Records from a data collection:
========
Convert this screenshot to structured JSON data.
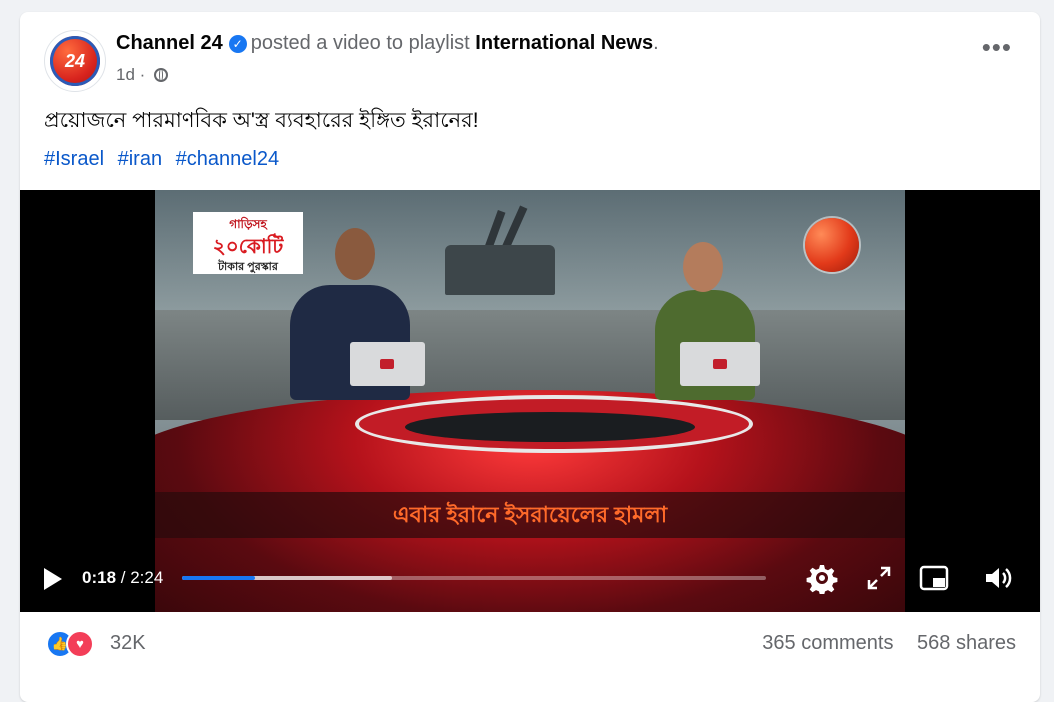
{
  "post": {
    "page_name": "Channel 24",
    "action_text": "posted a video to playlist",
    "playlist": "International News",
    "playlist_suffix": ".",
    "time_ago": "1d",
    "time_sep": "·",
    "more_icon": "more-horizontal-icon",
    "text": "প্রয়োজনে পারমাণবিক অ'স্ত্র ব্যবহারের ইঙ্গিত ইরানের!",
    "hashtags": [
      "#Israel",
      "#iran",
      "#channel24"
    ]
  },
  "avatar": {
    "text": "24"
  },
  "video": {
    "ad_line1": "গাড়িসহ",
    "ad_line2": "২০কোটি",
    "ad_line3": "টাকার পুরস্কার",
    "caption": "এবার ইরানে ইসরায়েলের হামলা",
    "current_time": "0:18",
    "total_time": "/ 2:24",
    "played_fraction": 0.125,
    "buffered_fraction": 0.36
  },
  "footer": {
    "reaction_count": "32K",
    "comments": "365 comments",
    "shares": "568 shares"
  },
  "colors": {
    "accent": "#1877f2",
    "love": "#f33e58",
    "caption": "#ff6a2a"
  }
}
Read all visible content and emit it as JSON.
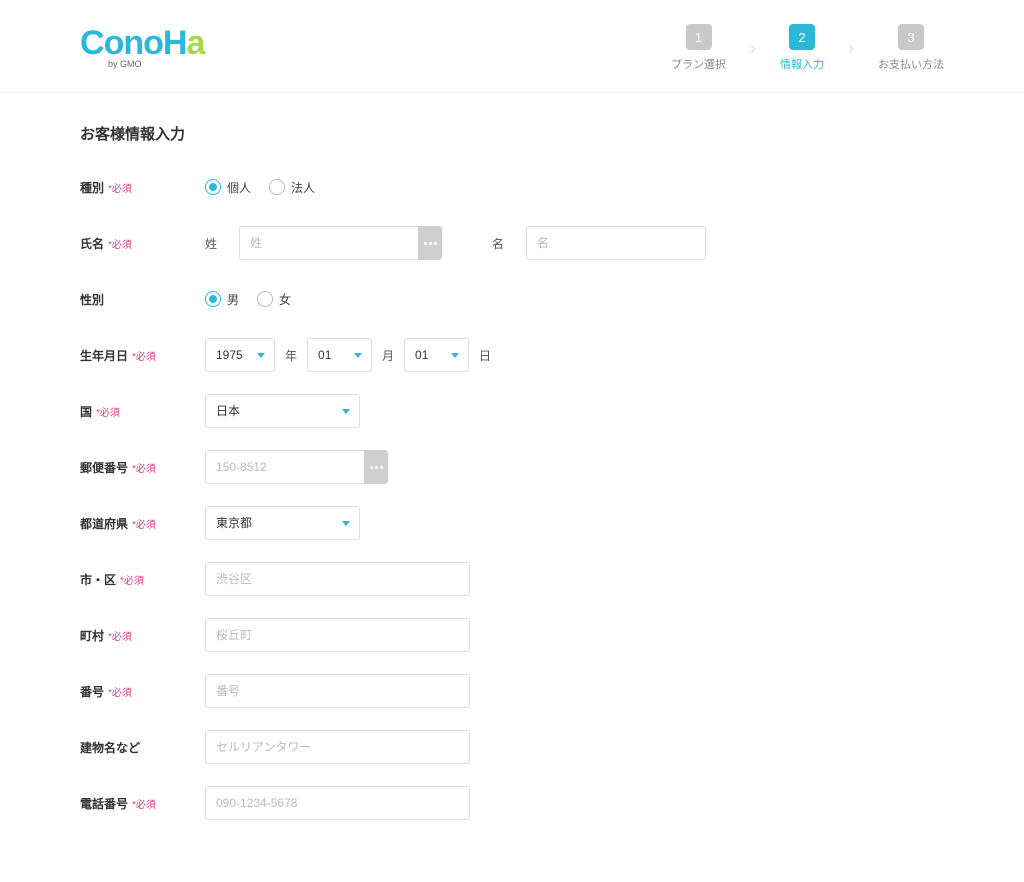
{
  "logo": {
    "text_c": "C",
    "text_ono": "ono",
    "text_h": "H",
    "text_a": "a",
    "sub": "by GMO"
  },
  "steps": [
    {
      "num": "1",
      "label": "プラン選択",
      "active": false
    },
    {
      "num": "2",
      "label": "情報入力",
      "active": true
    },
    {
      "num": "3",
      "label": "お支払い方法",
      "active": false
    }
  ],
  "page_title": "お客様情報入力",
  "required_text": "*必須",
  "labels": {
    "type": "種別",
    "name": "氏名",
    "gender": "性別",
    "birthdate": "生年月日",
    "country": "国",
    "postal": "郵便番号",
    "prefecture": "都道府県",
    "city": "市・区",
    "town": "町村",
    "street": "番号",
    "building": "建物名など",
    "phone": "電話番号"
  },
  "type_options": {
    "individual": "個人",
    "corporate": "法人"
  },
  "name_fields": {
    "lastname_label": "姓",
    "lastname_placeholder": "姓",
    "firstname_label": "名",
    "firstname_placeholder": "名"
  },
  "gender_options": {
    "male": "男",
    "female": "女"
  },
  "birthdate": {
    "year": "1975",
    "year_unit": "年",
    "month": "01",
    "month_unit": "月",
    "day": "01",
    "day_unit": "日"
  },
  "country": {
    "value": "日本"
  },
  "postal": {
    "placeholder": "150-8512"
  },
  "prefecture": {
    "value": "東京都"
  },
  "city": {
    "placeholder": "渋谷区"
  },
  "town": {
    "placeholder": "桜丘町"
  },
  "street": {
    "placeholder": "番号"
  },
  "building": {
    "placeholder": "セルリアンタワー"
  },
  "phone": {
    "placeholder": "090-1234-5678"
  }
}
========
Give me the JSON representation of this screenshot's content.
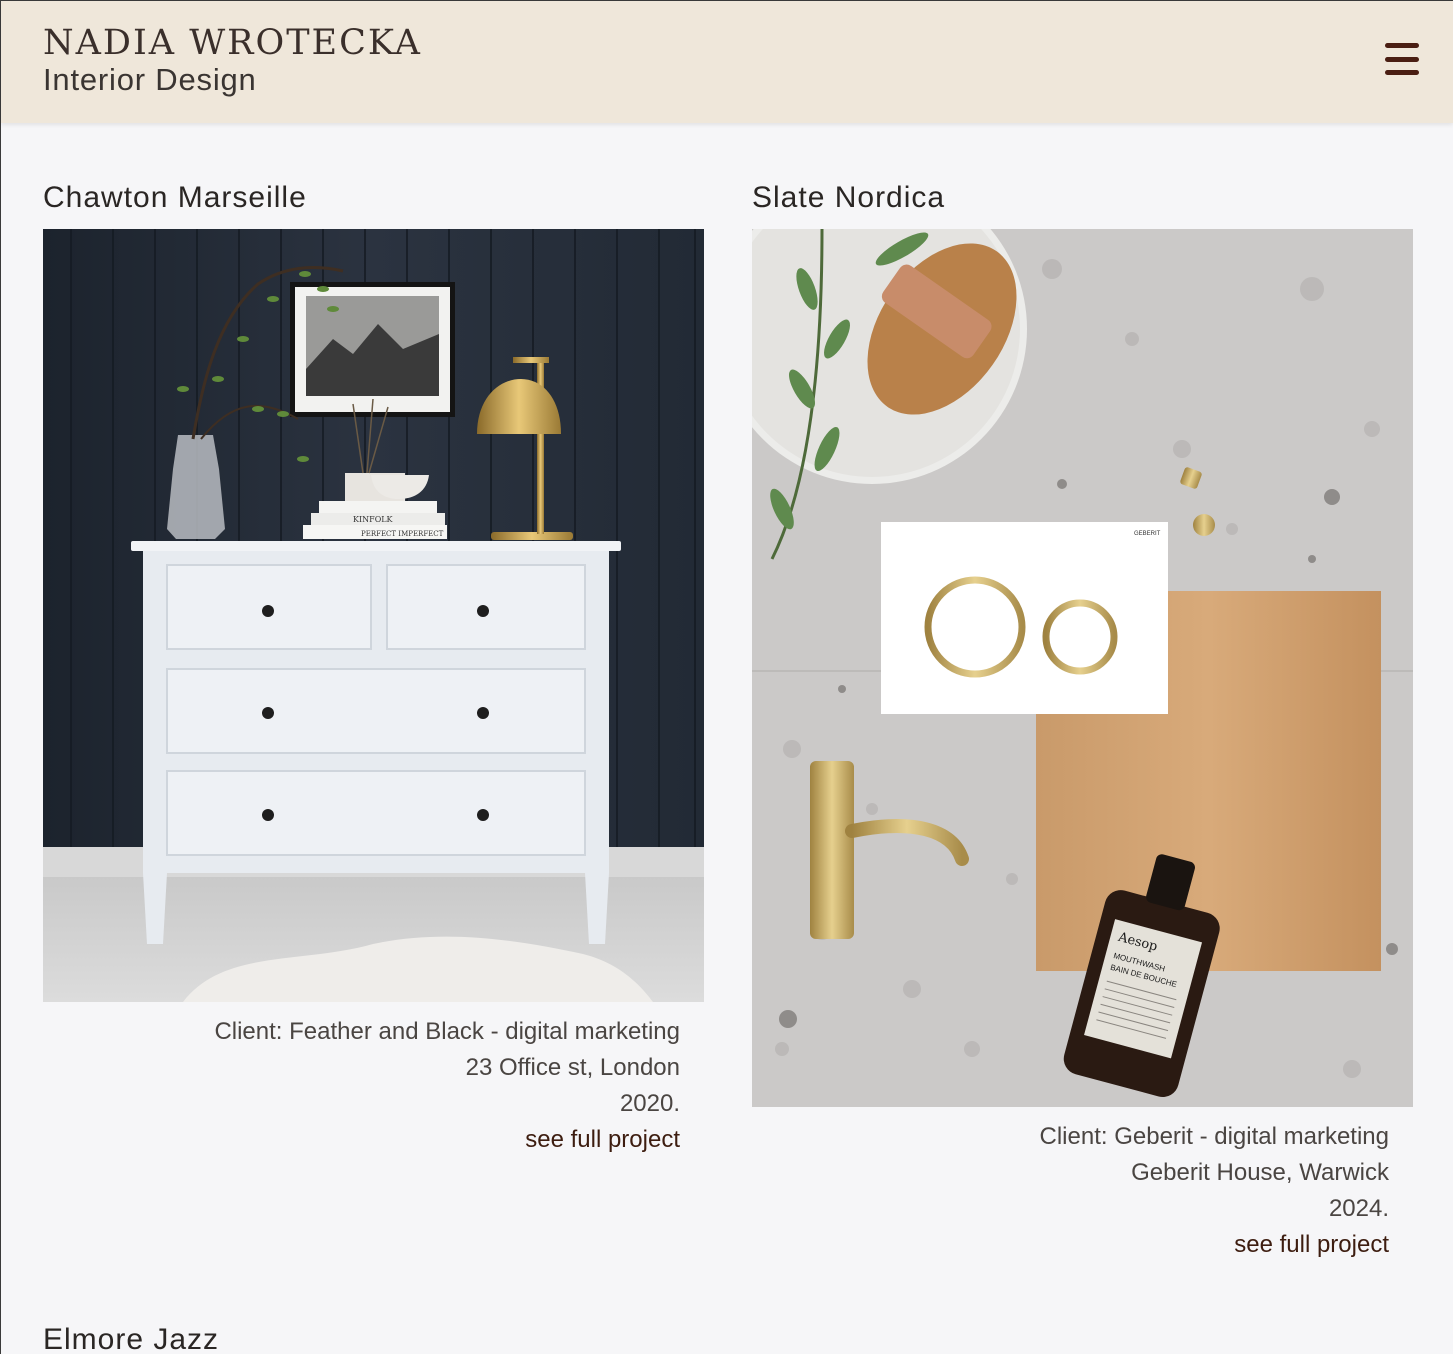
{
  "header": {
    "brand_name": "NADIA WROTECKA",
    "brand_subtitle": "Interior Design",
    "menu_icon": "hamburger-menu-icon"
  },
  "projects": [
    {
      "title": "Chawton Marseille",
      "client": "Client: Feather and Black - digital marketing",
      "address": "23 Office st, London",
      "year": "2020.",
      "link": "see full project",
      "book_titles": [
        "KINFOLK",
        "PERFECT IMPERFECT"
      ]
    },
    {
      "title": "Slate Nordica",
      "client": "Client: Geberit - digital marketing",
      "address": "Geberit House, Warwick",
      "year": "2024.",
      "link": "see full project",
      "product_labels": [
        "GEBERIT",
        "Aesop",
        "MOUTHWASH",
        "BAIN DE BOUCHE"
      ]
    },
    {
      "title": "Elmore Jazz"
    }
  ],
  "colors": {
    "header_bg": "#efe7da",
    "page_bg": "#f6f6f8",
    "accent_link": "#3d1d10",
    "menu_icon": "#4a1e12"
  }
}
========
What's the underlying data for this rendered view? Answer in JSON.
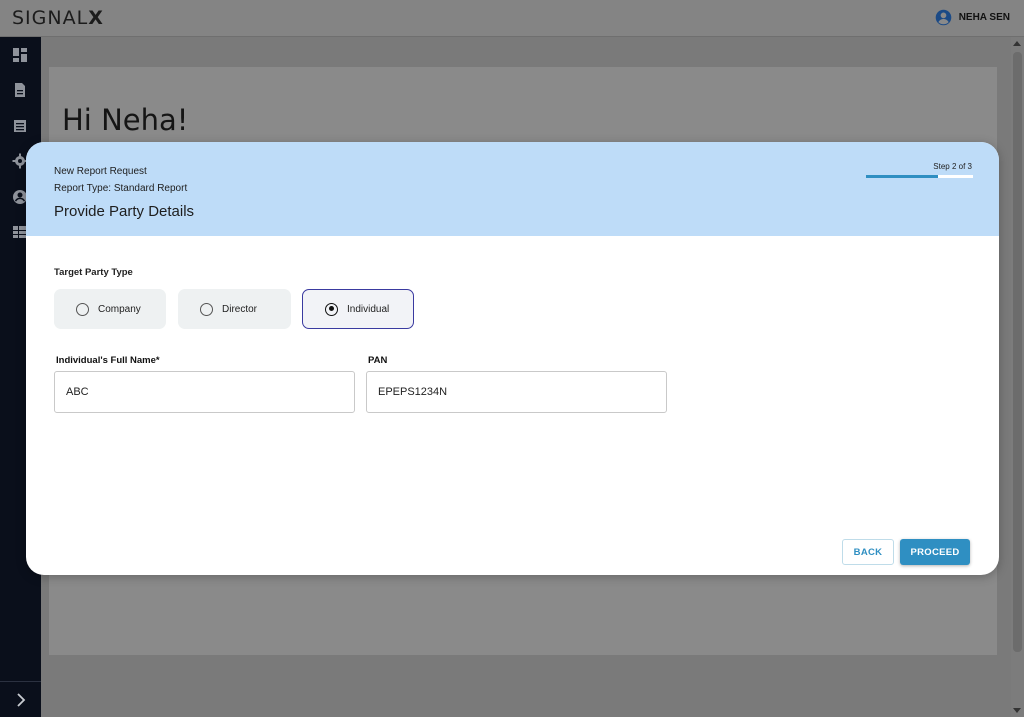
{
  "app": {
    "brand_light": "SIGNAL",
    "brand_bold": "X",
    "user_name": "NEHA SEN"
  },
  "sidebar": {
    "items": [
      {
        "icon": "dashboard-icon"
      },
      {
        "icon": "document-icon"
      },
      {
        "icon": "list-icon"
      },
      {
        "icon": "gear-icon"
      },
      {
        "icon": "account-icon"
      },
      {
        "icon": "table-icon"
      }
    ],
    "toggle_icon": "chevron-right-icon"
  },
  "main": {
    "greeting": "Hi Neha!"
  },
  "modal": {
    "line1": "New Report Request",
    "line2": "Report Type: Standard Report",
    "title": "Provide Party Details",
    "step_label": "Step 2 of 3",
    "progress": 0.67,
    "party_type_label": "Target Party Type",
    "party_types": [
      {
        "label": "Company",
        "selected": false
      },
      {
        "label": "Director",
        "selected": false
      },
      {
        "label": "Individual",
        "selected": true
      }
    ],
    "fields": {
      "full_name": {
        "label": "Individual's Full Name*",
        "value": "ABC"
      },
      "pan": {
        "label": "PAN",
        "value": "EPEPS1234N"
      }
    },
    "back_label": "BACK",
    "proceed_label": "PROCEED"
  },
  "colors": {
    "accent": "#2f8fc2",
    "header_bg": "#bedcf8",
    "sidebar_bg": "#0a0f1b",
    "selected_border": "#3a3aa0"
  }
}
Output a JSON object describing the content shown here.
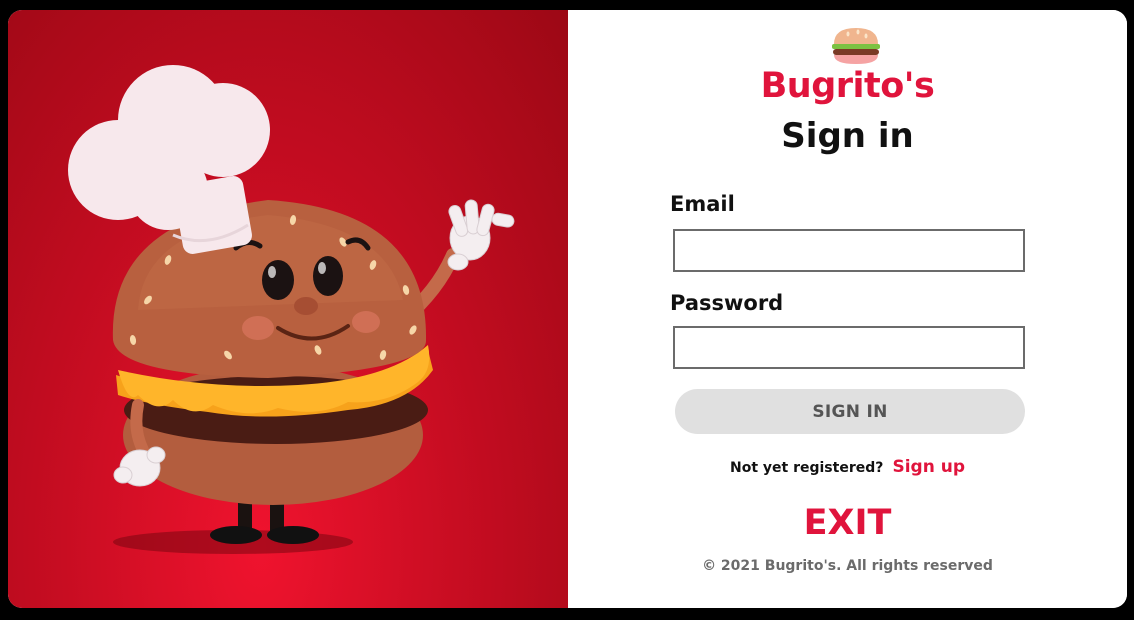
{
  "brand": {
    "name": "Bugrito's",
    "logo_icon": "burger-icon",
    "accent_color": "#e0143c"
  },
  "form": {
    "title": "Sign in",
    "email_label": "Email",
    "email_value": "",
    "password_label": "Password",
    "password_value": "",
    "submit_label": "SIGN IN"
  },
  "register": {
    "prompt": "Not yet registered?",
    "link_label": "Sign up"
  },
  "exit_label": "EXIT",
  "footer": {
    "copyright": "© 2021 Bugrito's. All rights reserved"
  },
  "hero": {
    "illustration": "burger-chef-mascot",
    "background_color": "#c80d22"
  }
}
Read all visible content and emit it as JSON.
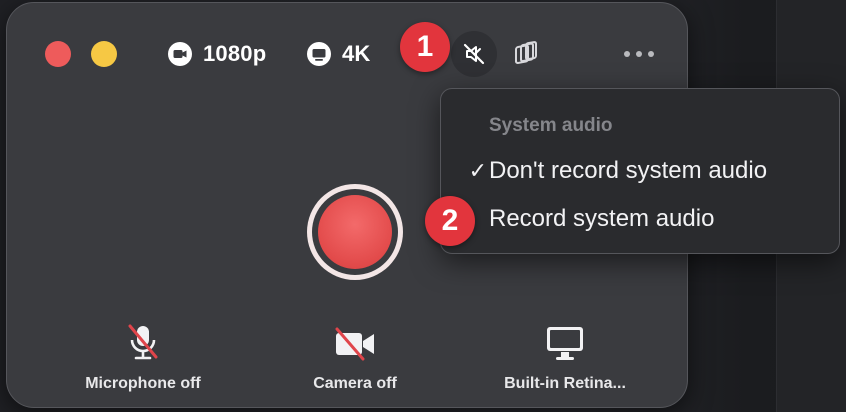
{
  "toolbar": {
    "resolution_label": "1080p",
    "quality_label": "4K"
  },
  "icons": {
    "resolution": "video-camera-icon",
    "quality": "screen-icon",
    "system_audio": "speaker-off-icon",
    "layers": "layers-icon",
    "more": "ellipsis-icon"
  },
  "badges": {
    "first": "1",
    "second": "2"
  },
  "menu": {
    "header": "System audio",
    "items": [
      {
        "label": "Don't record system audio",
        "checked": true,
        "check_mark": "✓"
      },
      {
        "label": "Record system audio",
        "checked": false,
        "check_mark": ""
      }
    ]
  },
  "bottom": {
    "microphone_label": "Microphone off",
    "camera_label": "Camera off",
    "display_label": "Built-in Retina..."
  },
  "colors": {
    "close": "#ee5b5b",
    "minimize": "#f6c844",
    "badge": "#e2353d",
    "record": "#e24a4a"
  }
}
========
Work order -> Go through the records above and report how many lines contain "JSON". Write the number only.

Reply to the exercise -> 6